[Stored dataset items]
-- Opening Marker --
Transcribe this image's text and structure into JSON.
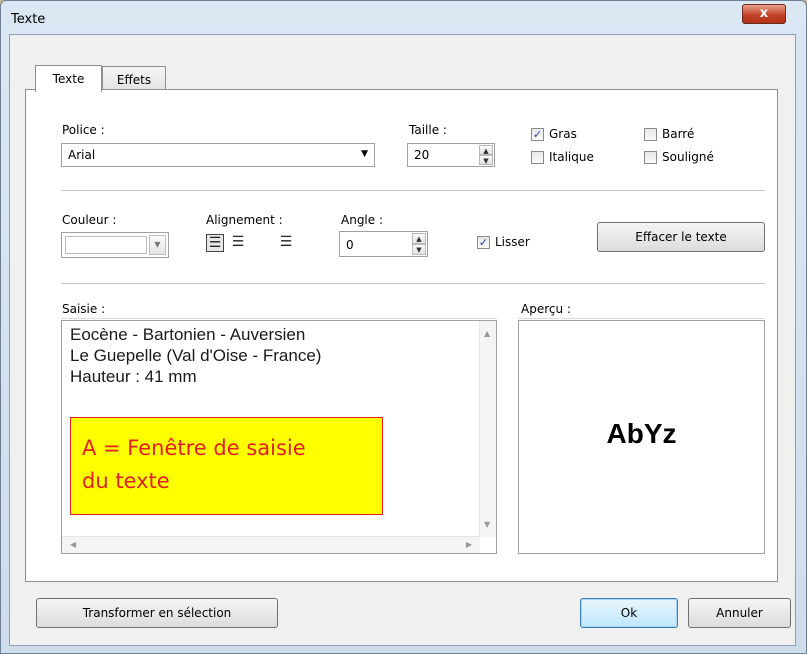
{
  "window": {
    "title": "Texte",
    "close_label": "x"
  },
  "tabs": [
    {
      "label": "Texte"
    },
    {
      "label": "Effets"
    }
  ],
  "font": {
    "label": "Police :",
    "value": "Arial"
  },
  "size": {
    "label": "Taille :",
    "value": "20"
  },
  "style_options": {
    "bold": {
      "label": "Gras",
      "checked": true
    },
    "italic": {
      "label": "Italique",
      "checked": false
    },
    "strike": {
      "label": "Barré",
      "checked": false
    },
    "underline": {
      "label": "Souligné",
      "checked": false
    }
  },
  "color": {
    "label": "Couleur :"
  },
  "alignment": {
    "label": "Alignement :",
    "options": [
      "left",
      "center",
      "right"
    ],
    "selected": "left"
  },
  "angle": {
    "label": "Angle :",
    "value": "0"
  },
  "smooth": {
    "label": "Lisser",
    "checked": true
  },
  "clear_button": "Effacer le texte",
  "input": {
    "label": "Saisie :",
    "lines": [
      "Eocène - Bartonien - Auversien",
      "Le Guepelle (Val d'Oise - France)",
      "Hauteur : 41 mm"
    ]
  },
  "annotation": {
    "lines": [
      "A = Fenêtre de saisie",
      "du texte"
    ]
  },
  "preview": {
    "label": "Aperçu :",
    "text": "AbYz"
  },
  "footer": {
    "transform_button": "Transformer en sélection",
    "ok_button": "Ok",
    "cancel_button": "Annuler"
  }
}
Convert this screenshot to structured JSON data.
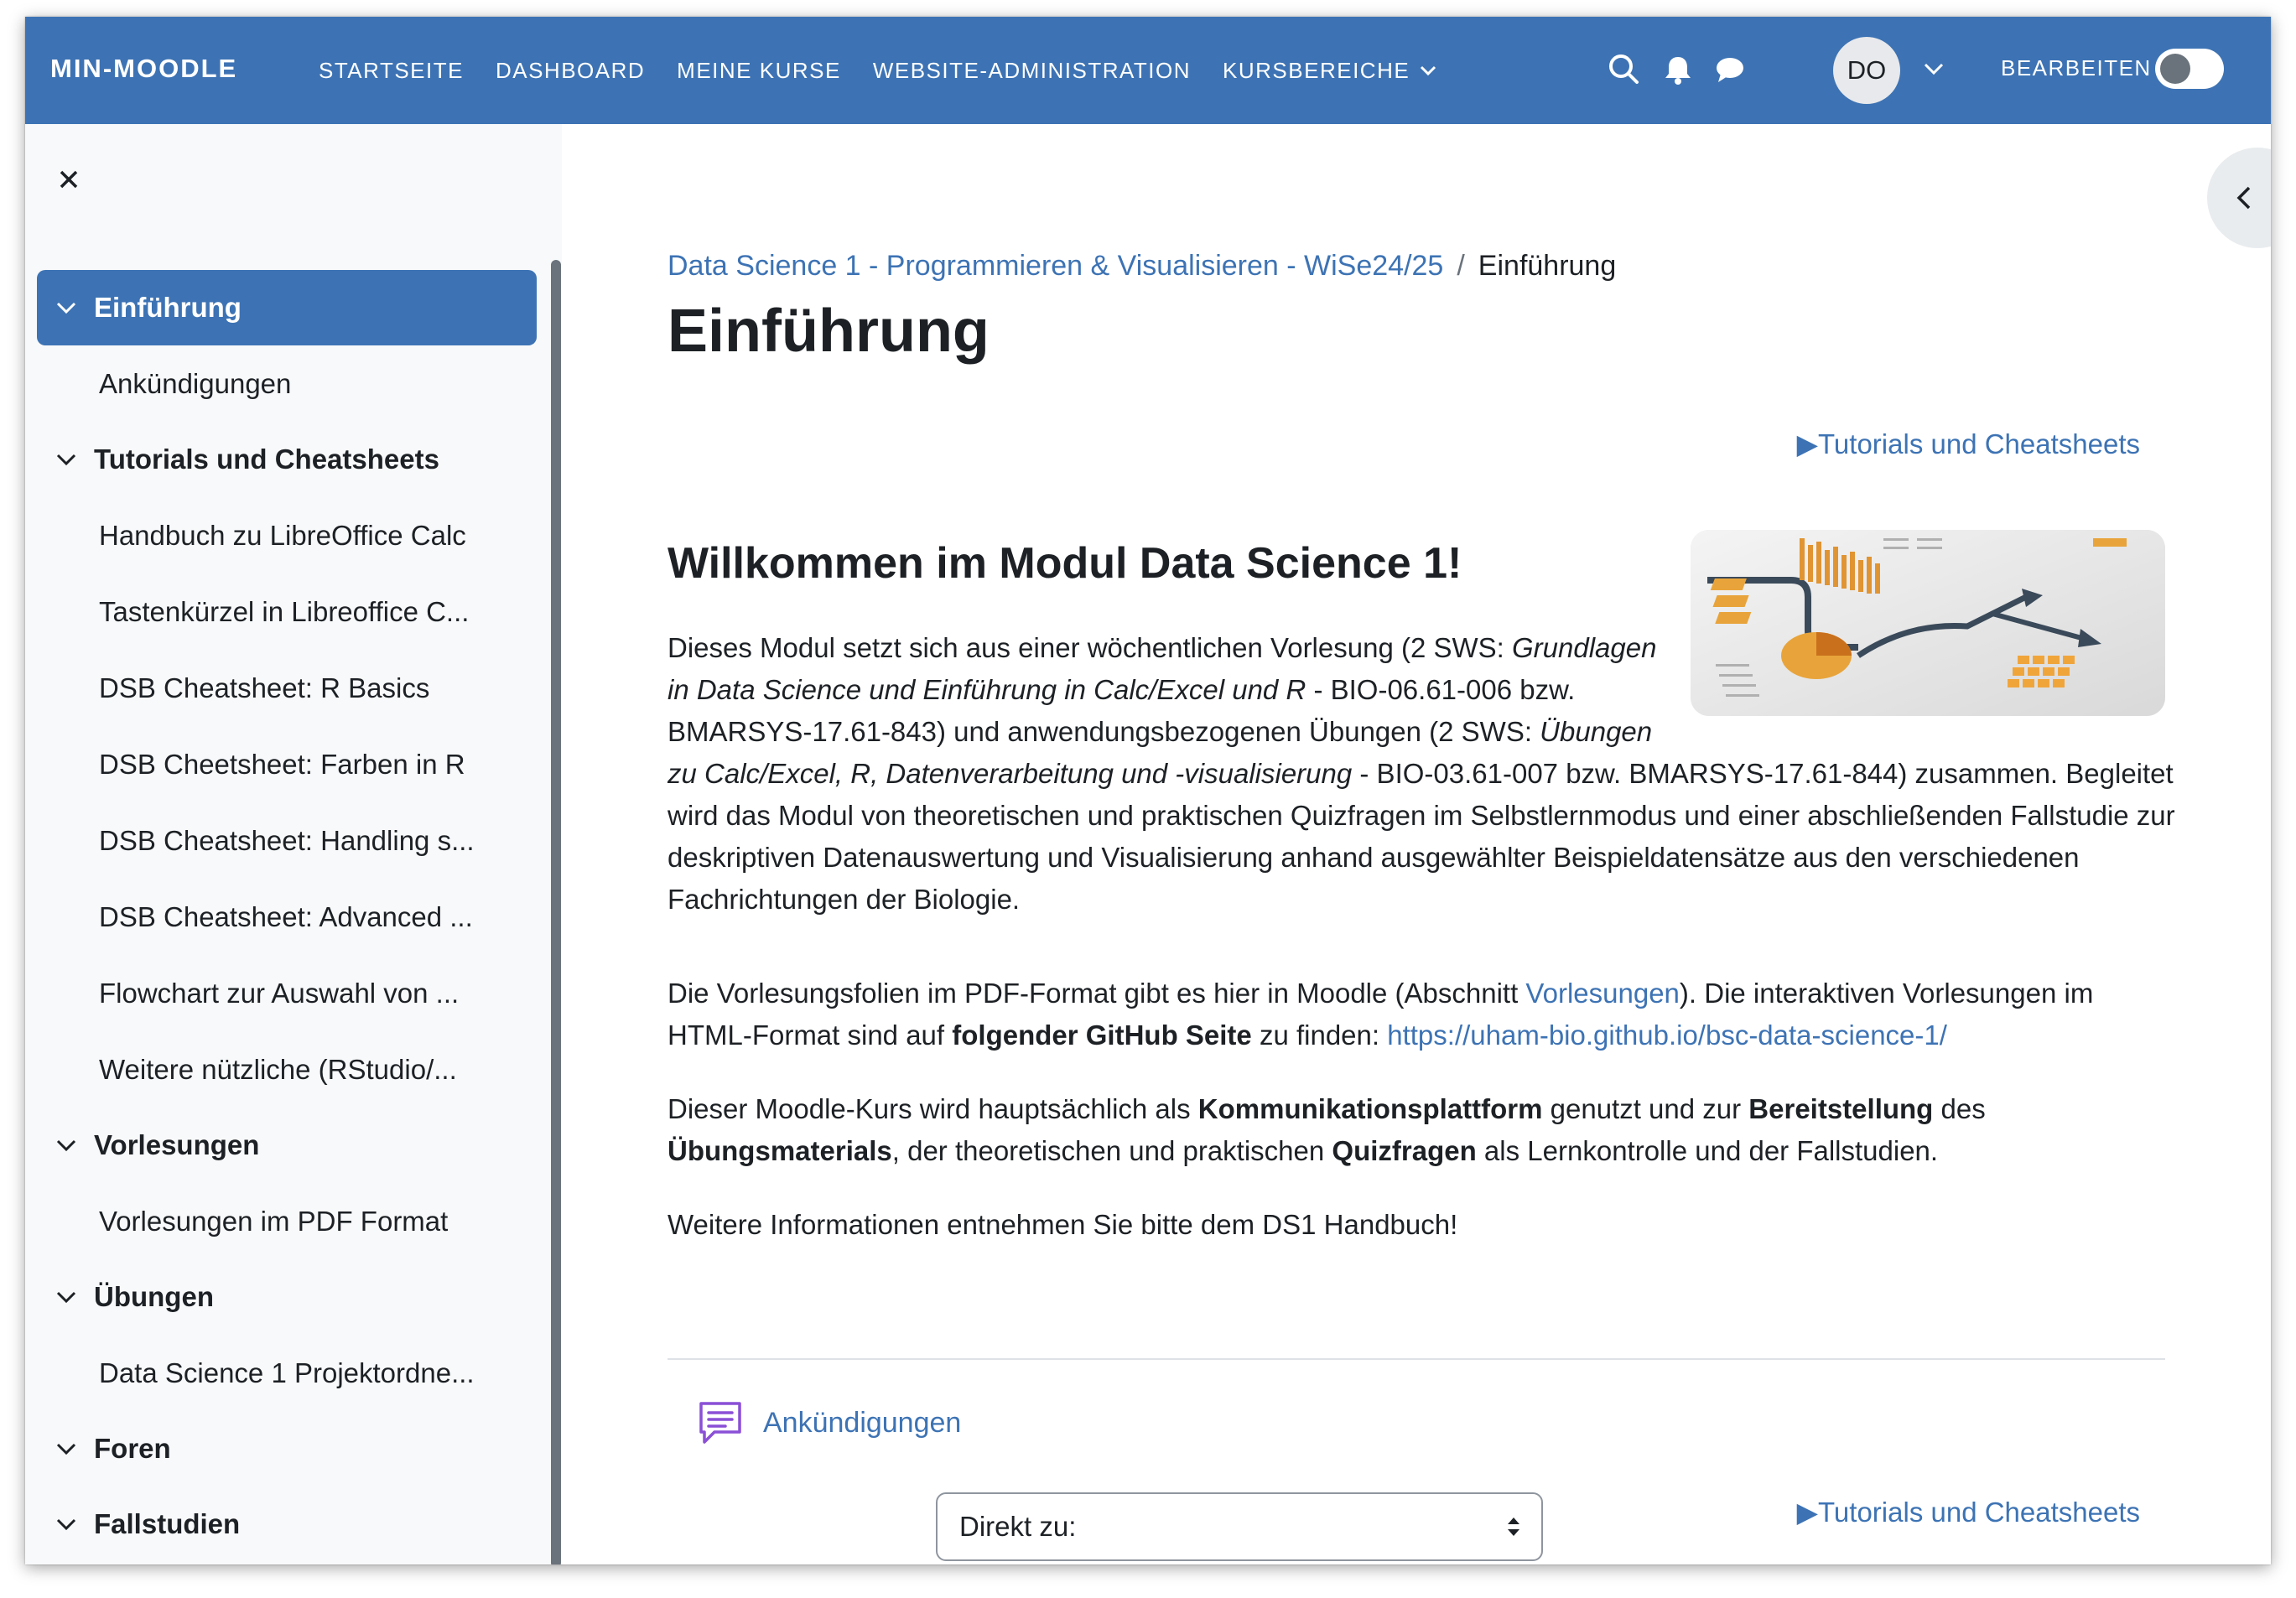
{
  "navbar": {
    "brand": "MIN-MOODLE",
    "links": [
      "STARTSEITE",
      "DASHBOARD",
      "MEINE KURSE",
      "WEBSITE-ADMINISTRATION",
      "KURSBEREICHE"
    ],
    "avatar_initials": "DO",
    "edit_label": "BEARBEITEN",
    "edit_mode": false
  },
  "sidebar": {
    "groups": [
      {
        "label": "Einführung",
        "active": true,
        "items": [
          "Ankündigungen"
        ]
      },
      {
        "label": "Tutorials und Cheatsheets",
        "active": false,
        "items": [
          "Handbuch zu LibreOffice Calc",
          "Tastenkürzel in Libreoffice C...",
          "DSB Cheatsheet: R Basics",
          "DSB Cheetsheet: Farben in R",
          "DSB Cheatsheet: Handling s...",
          "DSB Cheatsheet: Advanced ...",
          "Flowchart zur Auswahl von ...",
          "Weitere nützliche (RStudio/..."
        ]
      },
      {
        "label": "Vorlesungen",
        "active": false,
        "items": [
          "Vorlesungen im PDF Format"
        ]
      },
      {
        "label": "Übungen",
        "active": false,
        "items": [
          "Data Science 1 Projektordne..."
        ]
      },
      {
        "label": "Foren",
        "active": false,
        "items": []
      },
      {
        "label": "Fallstudien",
        "active": false,
        "items": []
      }
    ]
  },
  "breadcrumb": {
    "course": "Data Science 1 - Programmieren & Visualisieren - WiSe24/25",
    "separator": "/",
    "current": "Einführung"
  },
  "page_title": "Einführung",
  "next_link_top": "▶Tutorials und Cheatsheets",
  "next_link_bottom": "▶Tutorials und Cheatsheets",
  "content": {
    "heading": "Willkommen im Modul Data Science 1!",
    "p1": {
      "t1": "Dieses Modul setzt sich aus einer wöchentlichen Vorlesung (2 SWS: ",
      "i1": "Grundlagen in Data Science und Einführung in Calc/Excel und R",
      "t2": " -  BIO-06.61-006 bzw. BMARSYS-17.61-843) und anwendungsbezogenen Übungen (2 SWS: ",
      "i2": "Übungen zu Calc/Excel, R, Datenverarbeitung und -visualisierung",
      "t3": " - BIO-03.61-007 bzw. BMARSYS-17.61-844) zusammen. Begleitet wird das Modul von theoretischen und praktischen Quizfragen im Selbstlernmodus und einer abschließenden Fallstudie zur deskriptiven Datenauswertung und Visualisierung anhand ausgewählter Beispieldatensätze aus den verschiedenen Fachrichtungen der Biologie."
    },
    "p2": {
      "t1": "Die Vorlesungsfolien im PDF-Format gibt es hier in Moodle (Abschnitt ",
      "link1": "Vorlesungen",
      "t2": "). Die interaktiven Vorlesungen im HTML-Format sind auf ",
      "b1": "folgender GitHub Seite",
      "t3": " zu finden: ",
      "link2": "https://uham-bio.github.io/bsc-data-science-1/"
    },
    "p3": {
      "t1": "Dieser Moodle-Kurs wird hauptsächlich als ",
      "b1": "Kommunikationsplattform",
      "t2": " genutzt und zur ",
      "b2": "Bereitstellung",
      "t3": " des ",
      "b3": "Übungsmaterials",
      "t4": ", der theoretischen und praktischen ",
      "b4": "Quizfragen",
      "t5": " als Lernkontrolle und der Fallstudien."
    },
    "p4": "Weitere Informationen entnehmen Sie bitte dem DS1 Handbuch!"
  },
  "activity": {
    "label": "Ankündigungen"
  },
  "jump_select": {
    "value": "Direkt zu:"
  },
  "colors": {
    "primary": "#3d73b4",
    "sidebar_bg": "#f8f9fa",
    "text": "#1d2125"
  }
}
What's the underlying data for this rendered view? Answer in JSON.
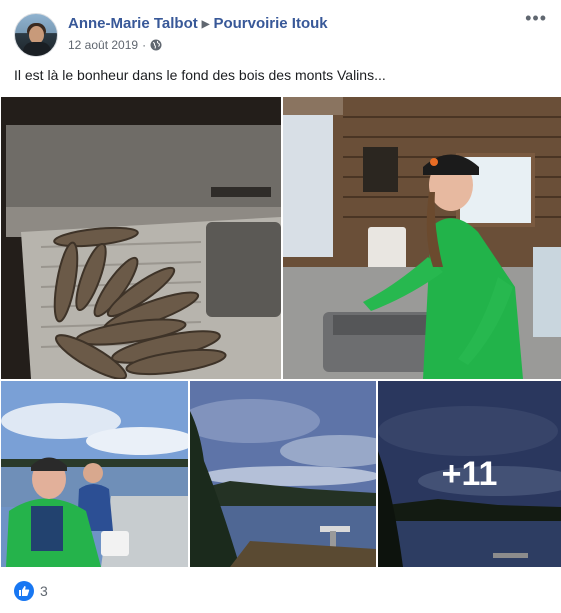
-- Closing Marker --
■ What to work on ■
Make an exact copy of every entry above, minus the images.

■ Response area ■
Transcribe this image's text and structure into JSON.
{
  "window": {
    "title": "Texte",
    "close_label": "x"
  },
  "tabs": [
    {
      "label": "Texte"
    },
    {
      "label": "Effets"
    }
  ],
  "font": {
    "label": "Police :",
    "value": "Arial"
  },
  "size": {
    "label": "Taille :",
    "value": "20"
  },
  "style_options": {
    "bold": {
      "label": "Gras",
      "checked": true
    },
    "italic": {
      "label": "Italique",
      "checked": false
    },
    "strike": {
      "label": "Barré",
      "checked": false
    },
    "underline": {
      "label": "Souligné",
      "checked": false
    }
  },
  "color": {
    "label": "Couleur :"
  },
  "alignment": {
    "label": "Alignement :",
    "options": [
      "left",
      "center",
      "right"
    ],
    "selected": "left"
  },
  "angle": {
    "label": "Angle :",
    "value": "0"
  },
  "smooth": {
    "label": "Lisser",
    "checked": true
  },
  "clear_button": "Effacer le texte",
  "input": {
    "label": "Saisie :",
    "lines": [
      "Eocène - Bartonien - Auversien",
      "Le Guepelle (Val d'Oise - France)",
      "Hauteur : 41 mm"
    ]
  },
  "annotation": {
    "lines": [
      "A = Fenêtre de saisie",
      "du texte"
    ]
  },
  "preview": {
    "label": "Aperçu :",
    "text": "AbYz"
  },
  "footer": {
    "transform_button": "Transformer en sélection",
    "ok_button": "Ok",
    "cancel_button": "Annuler"
  }
}
Convert this screenshot to structured JSON data.
{
  "navbar": {
    "brand": "MIN-MOODLE",
    "links": [
      "STARTSEITE",
      "DASHBOARD",
      "MEINE KURSE",
      "WEBSITE-ADMINISTRATION",
      "KURSBEREICHE"
    ],
    "avatar_initials": "DO",
    "edit_label": "BEARBEITEN",
    "edit_mode": false
  },
  "sidebar": {
    "groups": [
      {
        "label": "Einführung",
        "active": true,
        "items": [
          "Ankündigungen"
        ]
      },
      {
        "label": "Tutorials und Cheatsheets",
        "active": false,
        "items": [
          "Handbuch zu LibreOffice Calc",
          "Tastenkürzel in Libreoffice C...",
          "DSB Cheatsheet: R Basics",
          "DSB Cheetsheet: Farben in R",
          "DSB Cheatsheet: Handling s...",
          "DSB Cheatsheet: Advanced ...",
          "Flowchart zur Auswahl von ...",
          "Weitere nützliche (RStudio/..."
        ]
      },
      {
        "label": "Vorlesungen",
        "active": false,
        "items": [
          "Vorlesungen im PDF Format"
        ]
      },
      {
        "label": "Übungen",
        "active": false,
        "items": [
          "Data Science 1 Projektordne..."
        ]
      },
      {
        "label": "Foren",
        "active": false,
        "items": []
      },
      {
        "label": "Fallstudien",
        "active": false,
        "items": []
      }
    ]
  },
  "breadcrumb": {
    "course": "Data Science 1 - Programmieren & Visualisieren - WiSe24/25",
    "separator": "/",
    "current": "Einführung"
  },
  "page_title": "Einführung",
  "next_link_top": "▶Tutorials und Cheatsheets",
  "next_link_bottom": "▶Tutorials und Cheatsheets",
  "content": {
    "heading": "Willkommen im Modul Data Science 1!",
    "p1": {
      "t1": "Dieses Modul setzt sich aus einer wöchentlichen Vorlesung (2 SWS: ",
      "i1": "Grundlagen in Data Science und Einführung in Calc/Excel und R",
      "t2": " -  BIO-06.61-006 bzw. BMARSYS-17.61-843) und anwendungsbezogenen Übungen (2 SWS: ",
      "i2": "Übungen zu Calc/Excel, R, Datenverarbeitung und -visualisierung",
      "t3": " - BIO-03.61-007 bzw. BMARSYS-17.61-844) zusammen. Begleitet wird das Modul von theoretischen und praktischen Quizfragen im Selbstlernmodus und einer abschließenden Fallstudie zur deskriptiven Datenauswertung und Visualisierung anhand ausgewählter Beispieldatensätze aus den verschiedenen Fachrichtungen der Biologie."
    },
    "p2": {
      "t1": "Die Vorlesungsfolien im PDF-Format gibt es hier in Moodle (Abschnitt ",
      "link1": "Vorlesungen",
      "t2": "). Die interaktiven Vorlesungen im HTML-Format sind auf ",
      "b1": "folgender GitHub Seite",
      "t3": " zu finden: ",
      "link2": "https://uham-bio.github.io/bsc-data-science-1/"
    },
    "p3": {
      "t1": "Dieser Moodle-Kurs wird hauptsächlich als ",
      "b1": "Kommunikationsplattform",
      "t2": " genutzt und zur ",
      "b2": "Bereitstellung",
      "t3": " des ",
      "b3": "Übungsmaterials",
      "t4": ", der theoretischen und praktischen ",
      "b4": "Quizfragen",
      "t5": " als Lernkontrolle und der Fallstudien."
    },
    "p4": "Weitere Informationen entnehmen Sie bitte dem DS1 Handbuch!"
  },
  "activity": {
    "label": "Ankündigungen"
  },
  "jump_select": {
    "value": "Direkt zu:"
  },
  "colors": {
    "primary": "#3d73b4",
    "sidebar_bg": "#f8f9fa",
    "text": "#1d2125"
  }
}
What's the underlying data for this rendered view? Answer in JSON.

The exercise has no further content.